Optionally, you can bind off in a contrasting color for a simple slightly-decorative edging. This option allows you to work right up through the last possible row in your main yarn, and not have to worry about leaving enough yardage for the bind-off. The bind-off recommended (and explained) in the pattern is Jeny’s surprisingly stretchy bind off, which makes for a nice squishy edge row in the contrasting yarn.
The pattern is made up of repeating cable segment patterns, which travel and twist into each other as you move from one section to the next. Most cable segment patterns have yarn-over increases built into them, making the shape of the shawl. You keep track of all segments as you work by using a color-coded stitch marker system.
All pattern parts are both written and charted. Personally, I think it’s a lot easier to make using the charts, but I had testers work successfully from both formats. The pdf also includes photo tutorials for cabling without a cable needle, a 4-page essentials-only section for printing, if needed, and all cable charts together on one easily printable page.
(A tester, Sadie, pointed out something cool about the cable chart page: Did you know that if you print it on standard sheet of paper and then fold it in half, you can read all the cables you need for the first half of the shawl on one side, then turn the halved sheet over and read the other side for the yellow-middle section and the rest of the other side?! It’s ingenious. It meant I could take this reasonably complicated knitting pattern on the move and even knit on the bus with it. I didn’t even think of that folding feature while laying out the page! Perfect!)

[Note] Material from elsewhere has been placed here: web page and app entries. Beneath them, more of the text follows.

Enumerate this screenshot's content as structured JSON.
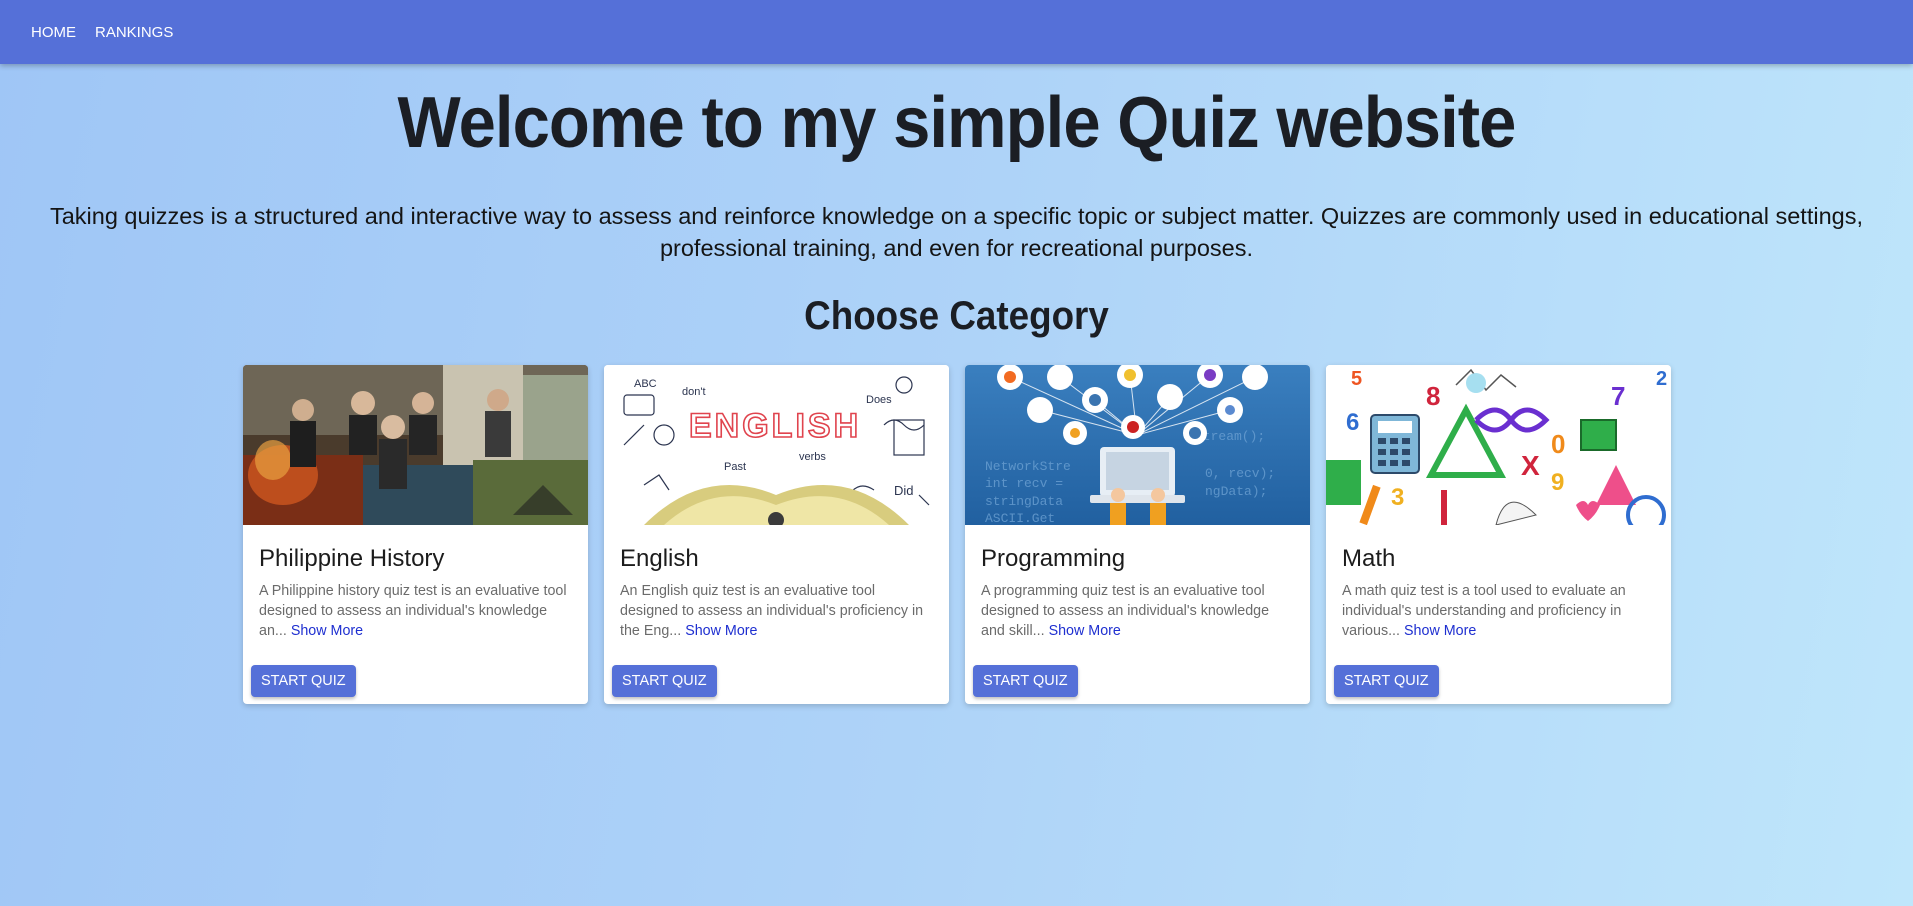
{
  "nav": {
    "home_label": "HOME",
    "rankings_label": "RANKINGS"
  },
  "hero": {
    "title": "Welcome to my simple Quiz website",
    "intro": "Taking quizzes is a structured and interactive way to assess and reinforce knowledge on a specific topic or subject matter. Quizzes are commonly used in educational settings, professional training, and even for recreational purposes."
  },
  "category_heading": "Choose Category",
  "cards": [
    {
      "title": "Philippine History",
      "description": "A Philippine history quiz test is an evaluative tool designed to assess an individual's knowledge an...",
      "show_more": "Show More",
      "button": "START QUIZ",
      "image_text": ""
    },
    {
      "title": "English",
      "description": "An English quiz test is an evaluative tool designed to assess an individual's proficiency in the Eng...",
      "show_more": "Show More",
      "button": "START QUIZ",
      "image_text": "ENGLISH"
    },
    {
      "title": "Programming",
      "description": "A programming quiz test is an evaluative tool designed to assess an individual's knowledge and skill...",
      "show_more": "Show More",
      "button": "START QUIZ",
      "image_text": ""
    },
    {
      "title": "Math",
      "description": "A math quiz test is a tool used to evaluate an individual's understanding and proficiency in various...",
      "show_more": "Show More",
      "button": "START QUIZ",
      "image_text": ""
    }
  ],
  "colors": {
    "primary": "#5570d8",
    "heading": "#1b1e24",
    "link": "#1e2fd0"
  }
}
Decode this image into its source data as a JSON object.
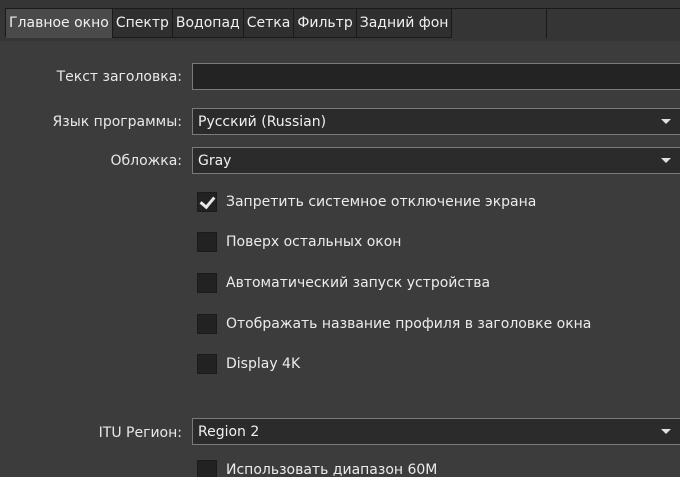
{
  "tabs": [
    {
      "label": "Главное окно",
      "active": true
    },
    {
      "label": "Спектр",
      "active": false
    },
    {
      "label": "Водопад",
      "active": false
    },
    {
      "label": "Сетка",
      "active": false
    },
    {
      "label": "Фильтр",
      "active": false
    },
    {
      "label": "Задний фон",
      "active": false
    }
  ],
  "form": {
    "title_label": "Текст заголовка:",
    "title_value": "",
    "language_label": "Язык программы:",
    "language_value": "Русский (Russian)",
    "skin_label": "Обложка:",
    "skin_value": "Gray",
    "itu_label": "ITU Регион:",
    "itu_value": "Region 2"
  },
  "checkboxes": [
    {
      "label": "Запретить системное отключение экрана",
      "checked": true
    },
    {
      "label": "Поверх остальных окон",
      "checked": false
    },
    {
      "label": "Автоматический запуск устройства",
      "checked": false
    },
    {
      "label": "Отображать название профиля в заголовке окна",
      "checked": false
    },
    {
      "label": "Display 4K",
      "checked": false
    },
    {
      "label": "Использовать диапазон 60М",
      "checked": false
    }
  ],
  "colors": {
    "background": "#3c3c3c",
    "field_background": "#2b2b2b",
    "field_border": "#7a7a7a",
    "text": "#e6e6e6"
  }
}
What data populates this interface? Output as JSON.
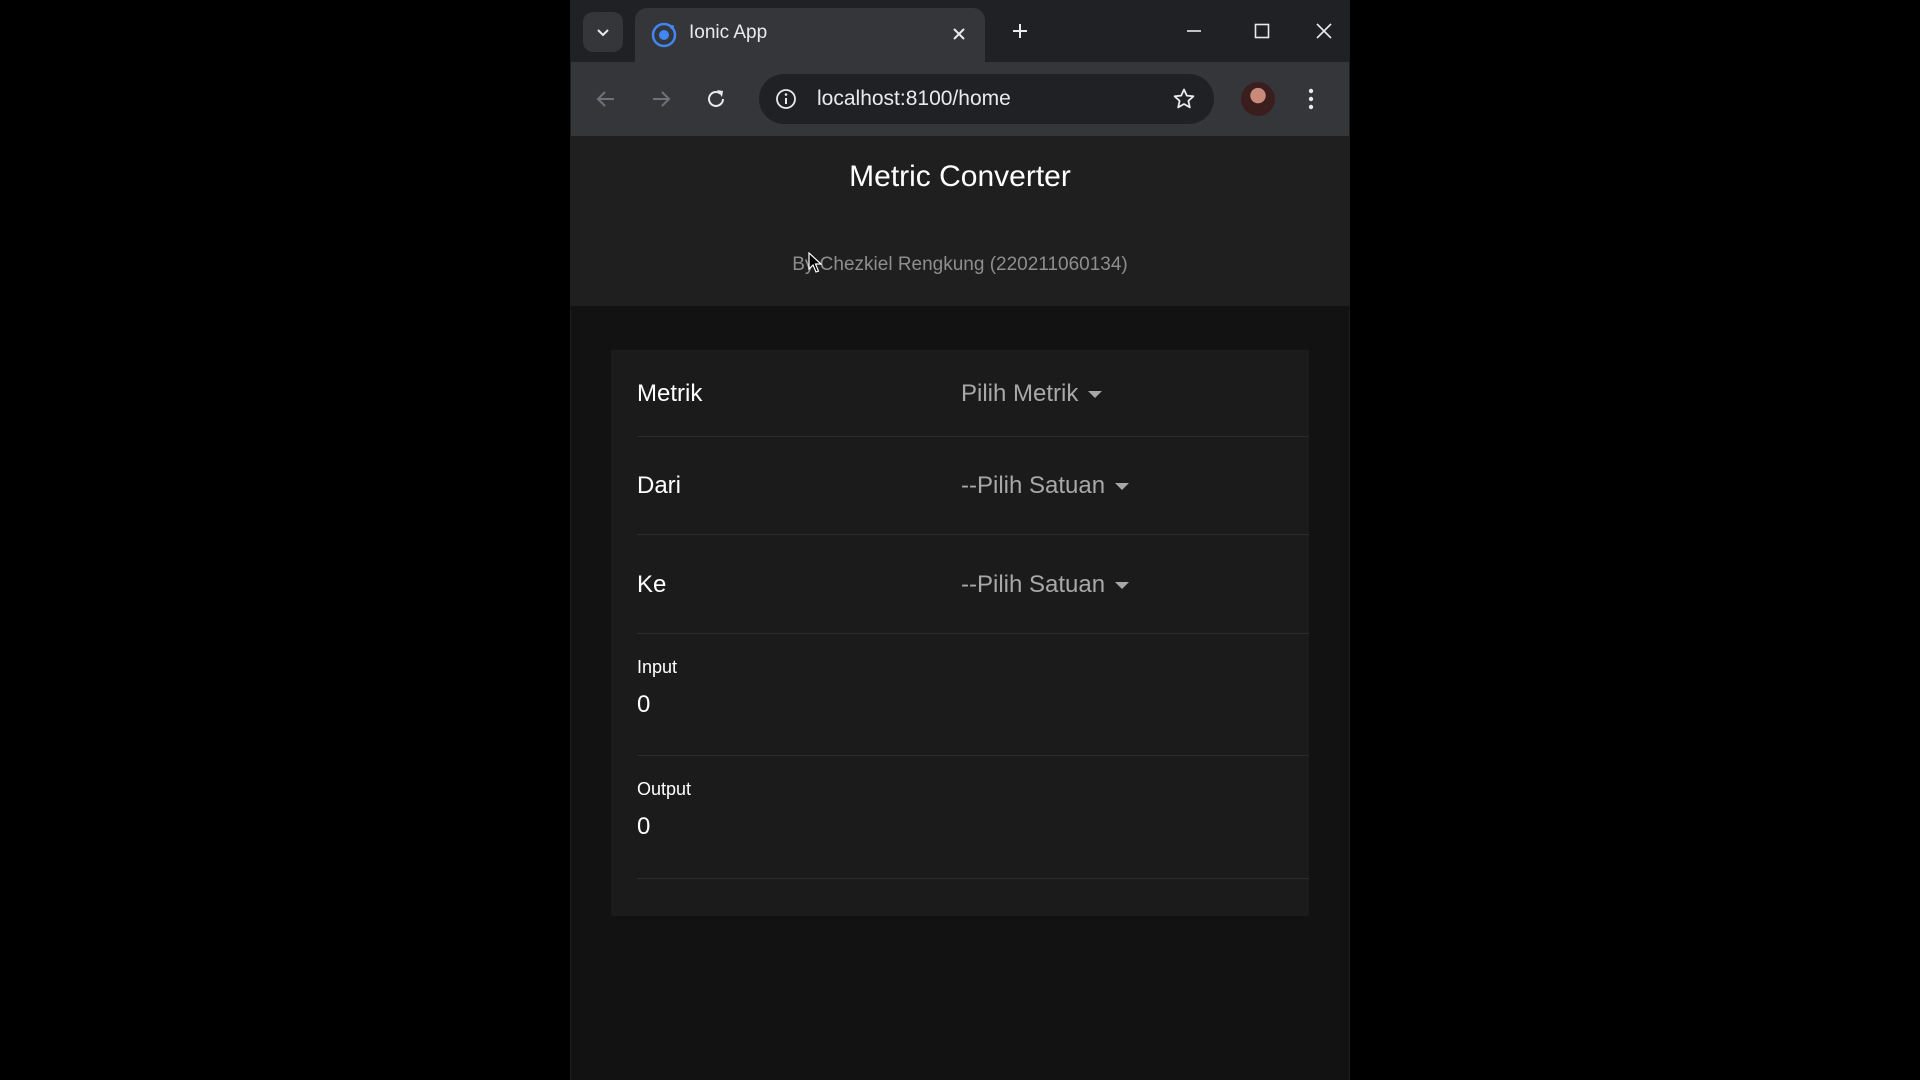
{
  "browser": {
    "tab_title": "Ionic App",
    "url": "localhost:8100/home",
    "icons": {
      "tab_list": "chevron-down-icon",
      "tab_favicon": "ionic-icon",
      "tab_close": "close-icon",
      "new_tab": "plus-icon",
      "minimize": "minimize-icon",
      "maximize": "maximize-icon",
      "close_window": "close-icon",
      "back": "arrow-left-icon",
      "forward": "arrow-right-icon",
      "reload": "reload-icon",
      "site_info": "info-icon",
      "bookmark": "star-icon",
      "profile": "avatar",
      "menu": "kebab-menu-icon"
    }
  },
  "page": {
    "title": "Metric Converter",
    "subtitle": "By Chezkiel Rengkung (220211060134)"
  },
  "form": {
    "metric": {
      "label": "Metrik",
      "value": "Pilih Metrik"
    },
    "from": {
      "label": "Dari",
      "value": "--Pilih Satuan"
    },
    "to": {
      "label": "Ke",
      "value": "--Pilih Satuan"
    },
    "input": {
      "label": "Input",
      "value": "0"
    },
    "output": {
      "label": "Output",
      "value": "0"
    }
  },
  "colors": {
    "accent": "#4285f4",
    "background": "#000000",
    "page_background": "#121212",
    "header_background": "#1f1f1f"
  }
}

If you are intimidated by the look of this complex piece, well, one of my testers did recommend I include a disclaimer “not for the faint hearted,” but really, they all agreed that after the first couple of sections and getting used to the cables, with the stitch markers keeping track of everything, this pattern gets pretty darn addictive and hard to put down! There’s a bit of discussion in the leethal ravelry forums about this pattern being “a highway to divorce” haha!
I want to give a HUGE thank you to my fabulous testers for this one – I gave them a ridiculously tight knitting deadline (one week!), since I wanted to get this pattern out to Remixers asap, and they all got their shawls knit on time with excellent feedback for me. Monica, Sadie, Carole, and Kristin, you are all truly awesome! (They are also proof that you can totally get this knit in plenty of time for holiday gifting, hah!)
And lastly, I’ll show you my very first prototype of this design, which is super different from the final design; though the individual cable patterns are pretty much the same, the shape is all different (it doesn’t curve up, it’s just kind of a half-oval shape). It was made with exactly one skein of Manos del Uruguay worsted weight wool (138 yards), and can be worn as a cowl (or neck warmer, or whatever you want to call it), closed with a shawl pin. If you want to see a sample of Freewheelin’ made with exactly one skein of Berroco Ultra Alpaca worsted weight yarn (215 yards), check out Kristin’s project page. See, this can be a one-skein project if you want it to be!
Check out Freewheelin’ on ravelry, or on my Remixed webpage to pre-order your copy of the ebook and get your hands on this pattern right now! In case you haven’t yet read it elsewhere – the Remixed ebook is $16 and will include 8 accessory patterns total, all either for any weight yarn or with very flexible gauge requirements, starting with Parallel Lines, Wild is the Wind, and this one. Pre-orderers will receive each of the remaining 5 as I finish them (working on a pair of fingerless mitts at the moment!), and then the final ebook, with lots of tutorials on making your own recycled yarns, will be released next year (no official release date, just as soon as I finish it and it’s the best it can be).